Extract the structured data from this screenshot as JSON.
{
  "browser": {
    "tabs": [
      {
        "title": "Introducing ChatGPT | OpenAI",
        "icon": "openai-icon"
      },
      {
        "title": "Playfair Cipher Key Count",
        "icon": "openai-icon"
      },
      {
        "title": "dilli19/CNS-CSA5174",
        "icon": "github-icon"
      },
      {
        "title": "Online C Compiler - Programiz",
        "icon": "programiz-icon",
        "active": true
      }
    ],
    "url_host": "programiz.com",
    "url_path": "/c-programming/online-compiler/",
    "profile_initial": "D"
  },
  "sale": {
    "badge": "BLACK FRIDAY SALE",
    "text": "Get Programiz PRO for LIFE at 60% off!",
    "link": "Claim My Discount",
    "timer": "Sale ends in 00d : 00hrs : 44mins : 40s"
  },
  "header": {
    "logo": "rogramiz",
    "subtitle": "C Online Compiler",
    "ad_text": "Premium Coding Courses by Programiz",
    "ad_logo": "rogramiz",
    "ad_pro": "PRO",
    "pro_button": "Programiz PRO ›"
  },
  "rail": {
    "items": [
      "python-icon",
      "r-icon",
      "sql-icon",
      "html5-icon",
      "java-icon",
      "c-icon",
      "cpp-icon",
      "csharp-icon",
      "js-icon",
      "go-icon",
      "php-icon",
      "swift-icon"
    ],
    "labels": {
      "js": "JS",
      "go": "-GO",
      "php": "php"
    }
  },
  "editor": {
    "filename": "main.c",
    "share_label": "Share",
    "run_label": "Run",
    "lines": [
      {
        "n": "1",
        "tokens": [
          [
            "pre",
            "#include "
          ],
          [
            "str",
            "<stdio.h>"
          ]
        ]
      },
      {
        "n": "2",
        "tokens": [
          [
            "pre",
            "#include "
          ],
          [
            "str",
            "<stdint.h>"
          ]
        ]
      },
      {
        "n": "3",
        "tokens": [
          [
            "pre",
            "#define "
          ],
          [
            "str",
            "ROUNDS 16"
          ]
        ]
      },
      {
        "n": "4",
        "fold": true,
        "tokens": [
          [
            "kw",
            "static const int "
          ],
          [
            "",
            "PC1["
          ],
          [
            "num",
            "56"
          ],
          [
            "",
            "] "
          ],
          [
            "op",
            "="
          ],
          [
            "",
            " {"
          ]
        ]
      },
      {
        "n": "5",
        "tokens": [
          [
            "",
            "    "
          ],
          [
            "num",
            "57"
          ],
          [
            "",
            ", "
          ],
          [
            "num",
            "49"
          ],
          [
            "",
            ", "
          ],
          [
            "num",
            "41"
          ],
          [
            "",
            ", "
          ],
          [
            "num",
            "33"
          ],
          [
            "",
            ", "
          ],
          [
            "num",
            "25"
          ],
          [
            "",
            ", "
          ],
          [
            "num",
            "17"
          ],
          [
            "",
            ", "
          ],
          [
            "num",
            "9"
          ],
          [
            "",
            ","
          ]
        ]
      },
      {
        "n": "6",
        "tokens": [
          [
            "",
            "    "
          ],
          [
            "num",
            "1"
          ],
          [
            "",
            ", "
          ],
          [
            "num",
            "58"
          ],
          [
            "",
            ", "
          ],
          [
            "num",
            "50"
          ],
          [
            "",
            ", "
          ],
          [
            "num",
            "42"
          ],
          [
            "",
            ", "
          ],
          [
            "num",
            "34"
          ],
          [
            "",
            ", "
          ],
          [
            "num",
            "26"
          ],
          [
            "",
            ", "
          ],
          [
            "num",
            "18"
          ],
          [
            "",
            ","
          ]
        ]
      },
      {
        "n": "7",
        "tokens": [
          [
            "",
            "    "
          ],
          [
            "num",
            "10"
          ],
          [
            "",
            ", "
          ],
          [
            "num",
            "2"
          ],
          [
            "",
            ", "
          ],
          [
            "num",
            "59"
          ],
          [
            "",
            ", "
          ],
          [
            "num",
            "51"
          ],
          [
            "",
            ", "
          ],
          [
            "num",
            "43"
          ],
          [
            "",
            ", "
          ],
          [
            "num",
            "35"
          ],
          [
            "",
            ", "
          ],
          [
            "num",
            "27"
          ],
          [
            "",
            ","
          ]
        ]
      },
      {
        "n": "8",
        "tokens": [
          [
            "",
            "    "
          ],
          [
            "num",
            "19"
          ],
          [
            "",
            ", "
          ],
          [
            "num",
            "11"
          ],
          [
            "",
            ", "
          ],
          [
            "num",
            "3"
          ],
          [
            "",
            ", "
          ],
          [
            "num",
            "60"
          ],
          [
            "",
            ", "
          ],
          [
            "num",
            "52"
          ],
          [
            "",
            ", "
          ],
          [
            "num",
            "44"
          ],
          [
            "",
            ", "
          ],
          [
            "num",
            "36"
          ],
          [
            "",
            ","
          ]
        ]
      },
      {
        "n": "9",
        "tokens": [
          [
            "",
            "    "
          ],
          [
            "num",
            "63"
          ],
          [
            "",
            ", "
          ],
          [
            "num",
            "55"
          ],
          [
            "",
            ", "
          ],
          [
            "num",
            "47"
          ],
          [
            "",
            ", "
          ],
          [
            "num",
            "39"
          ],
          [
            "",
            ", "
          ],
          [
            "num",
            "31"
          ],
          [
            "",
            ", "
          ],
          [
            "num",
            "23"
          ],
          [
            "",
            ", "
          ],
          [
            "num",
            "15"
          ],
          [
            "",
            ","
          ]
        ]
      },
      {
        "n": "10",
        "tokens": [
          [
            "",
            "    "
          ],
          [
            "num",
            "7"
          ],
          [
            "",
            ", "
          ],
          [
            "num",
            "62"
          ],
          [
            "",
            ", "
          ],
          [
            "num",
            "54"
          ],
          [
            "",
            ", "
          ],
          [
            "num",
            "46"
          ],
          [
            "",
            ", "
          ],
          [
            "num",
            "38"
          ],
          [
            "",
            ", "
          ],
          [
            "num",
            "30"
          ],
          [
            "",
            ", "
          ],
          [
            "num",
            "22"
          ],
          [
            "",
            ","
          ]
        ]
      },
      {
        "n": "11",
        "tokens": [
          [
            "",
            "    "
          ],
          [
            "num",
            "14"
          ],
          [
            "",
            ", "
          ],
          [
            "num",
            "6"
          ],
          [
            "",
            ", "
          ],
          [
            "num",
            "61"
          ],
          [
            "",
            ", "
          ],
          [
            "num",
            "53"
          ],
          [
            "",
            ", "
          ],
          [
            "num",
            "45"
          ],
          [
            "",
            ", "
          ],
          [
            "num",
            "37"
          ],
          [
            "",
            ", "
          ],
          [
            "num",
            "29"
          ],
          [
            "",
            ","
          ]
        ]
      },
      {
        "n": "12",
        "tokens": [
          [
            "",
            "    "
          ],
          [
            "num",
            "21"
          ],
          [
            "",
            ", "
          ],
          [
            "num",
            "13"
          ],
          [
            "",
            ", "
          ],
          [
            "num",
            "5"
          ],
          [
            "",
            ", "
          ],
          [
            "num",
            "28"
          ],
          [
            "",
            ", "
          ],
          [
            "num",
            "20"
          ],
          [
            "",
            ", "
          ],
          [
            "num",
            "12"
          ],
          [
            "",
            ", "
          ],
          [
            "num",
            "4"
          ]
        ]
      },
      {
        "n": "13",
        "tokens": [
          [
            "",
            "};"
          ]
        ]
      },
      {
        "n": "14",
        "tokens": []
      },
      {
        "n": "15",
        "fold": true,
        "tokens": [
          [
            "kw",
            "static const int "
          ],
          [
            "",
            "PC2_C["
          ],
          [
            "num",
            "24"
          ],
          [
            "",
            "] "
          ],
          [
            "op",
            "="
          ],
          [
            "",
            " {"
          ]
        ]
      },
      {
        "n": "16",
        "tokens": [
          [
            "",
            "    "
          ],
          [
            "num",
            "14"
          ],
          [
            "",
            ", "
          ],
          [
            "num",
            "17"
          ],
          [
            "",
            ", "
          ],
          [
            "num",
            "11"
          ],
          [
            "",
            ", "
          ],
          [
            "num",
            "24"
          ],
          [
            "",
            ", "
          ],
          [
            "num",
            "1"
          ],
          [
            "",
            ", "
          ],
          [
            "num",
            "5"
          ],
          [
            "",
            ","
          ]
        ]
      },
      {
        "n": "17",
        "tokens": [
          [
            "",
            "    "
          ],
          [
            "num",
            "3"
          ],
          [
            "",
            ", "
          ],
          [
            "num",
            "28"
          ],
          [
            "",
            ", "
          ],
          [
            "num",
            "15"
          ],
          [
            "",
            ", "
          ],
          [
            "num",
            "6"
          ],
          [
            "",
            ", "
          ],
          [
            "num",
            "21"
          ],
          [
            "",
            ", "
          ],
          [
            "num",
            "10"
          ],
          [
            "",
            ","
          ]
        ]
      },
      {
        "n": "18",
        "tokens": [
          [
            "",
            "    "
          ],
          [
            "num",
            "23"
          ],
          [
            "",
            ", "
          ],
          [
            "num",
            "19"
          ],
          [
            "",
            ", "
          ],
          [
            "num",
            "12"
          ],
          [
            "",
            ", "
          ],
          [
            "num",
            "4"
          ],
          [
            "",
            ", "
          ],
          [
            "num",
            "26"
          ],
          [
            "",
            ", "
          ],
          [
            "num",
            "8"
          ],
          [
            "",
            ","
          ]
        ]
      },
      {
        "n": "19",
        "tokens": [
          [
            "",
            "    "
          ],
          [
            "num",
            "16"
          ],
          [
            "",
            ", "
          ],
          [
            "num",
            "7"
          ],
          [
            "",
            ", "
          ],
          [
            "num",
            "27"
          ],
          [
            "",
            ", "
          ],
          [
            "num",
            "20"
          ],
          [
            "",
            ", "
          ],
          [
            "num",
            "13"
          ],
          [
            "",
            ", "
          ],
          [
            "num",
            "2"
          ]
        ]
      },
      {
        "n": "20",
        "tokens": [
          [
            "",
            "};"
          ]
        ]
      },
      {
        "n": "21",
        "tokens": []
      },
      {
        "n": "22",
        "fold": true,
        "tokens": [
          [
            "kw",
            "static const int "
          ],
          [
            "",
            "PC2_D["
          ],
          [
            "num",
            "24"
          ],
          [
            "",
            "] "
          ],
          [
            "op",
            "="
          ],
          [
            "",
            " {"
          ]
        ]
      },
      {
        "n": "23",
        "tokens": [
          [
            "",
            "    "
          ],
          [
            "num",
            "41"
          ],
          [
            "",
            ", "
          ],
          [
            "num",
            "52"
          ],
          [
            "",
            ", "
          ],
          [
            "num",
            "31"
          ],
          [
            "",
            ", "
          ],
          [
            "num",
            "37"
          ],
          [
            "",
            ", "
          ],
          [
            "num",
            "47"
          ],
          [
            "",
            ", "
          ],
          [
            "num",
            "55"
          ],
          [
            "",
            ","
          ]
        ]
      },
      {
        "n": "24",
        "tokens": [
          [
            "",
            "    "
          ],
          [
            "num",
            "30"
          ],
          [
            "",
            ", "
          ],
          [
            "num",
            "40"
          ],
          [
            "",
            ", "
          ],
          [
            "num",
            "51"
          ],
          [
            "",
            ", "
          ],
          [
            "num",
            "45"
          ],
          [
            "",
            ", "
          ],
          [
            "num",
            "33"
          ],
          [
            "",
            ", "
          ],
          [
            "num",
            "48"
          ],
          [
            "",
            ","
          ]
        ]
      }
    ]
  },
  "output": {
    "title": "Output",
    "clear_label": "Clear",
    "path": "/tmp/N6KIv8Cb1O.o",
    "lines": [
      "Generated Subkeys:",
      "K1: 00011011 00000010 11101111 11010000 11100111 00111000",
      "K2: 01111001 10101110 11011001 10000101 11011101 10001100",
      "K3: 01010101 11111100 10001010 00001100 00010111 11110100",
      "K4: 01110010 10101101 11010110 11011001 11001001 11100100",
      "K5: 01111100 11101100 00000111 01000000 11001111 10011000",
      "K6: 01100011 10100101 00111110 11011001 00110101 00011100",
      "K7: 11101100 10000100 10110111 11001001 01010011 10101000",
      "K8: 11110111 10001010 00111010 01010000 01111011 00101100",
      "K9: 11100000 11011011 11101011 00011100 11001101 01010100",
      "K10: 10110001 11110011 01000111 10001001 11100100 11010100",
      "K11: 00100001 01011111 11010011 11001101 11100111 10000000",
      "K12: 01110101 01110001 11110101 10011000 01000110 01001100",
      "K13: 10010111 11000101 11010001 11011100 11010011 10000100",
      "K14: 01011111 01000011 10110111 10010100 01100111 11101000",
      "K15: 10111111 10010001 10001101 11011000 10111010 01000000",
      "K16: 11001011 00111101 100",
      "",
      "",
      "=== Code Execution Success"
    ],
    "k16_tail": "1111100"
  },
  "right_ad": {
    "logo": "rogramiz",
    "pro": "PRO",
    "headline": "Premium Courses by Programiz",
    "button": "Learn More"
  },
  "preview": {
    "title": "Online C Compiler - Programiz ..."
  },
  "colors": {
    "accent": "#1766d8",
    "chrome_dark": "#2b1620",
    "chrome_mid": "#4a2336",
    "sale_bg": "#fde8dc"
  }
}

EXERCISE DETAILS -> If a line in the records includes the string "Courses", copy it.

SOLUTION FOR THIS PROBLEM ->
    "ad_text": "Premium Coding Courses by Programiz",
    "headline": "Premium Courses by Programiz",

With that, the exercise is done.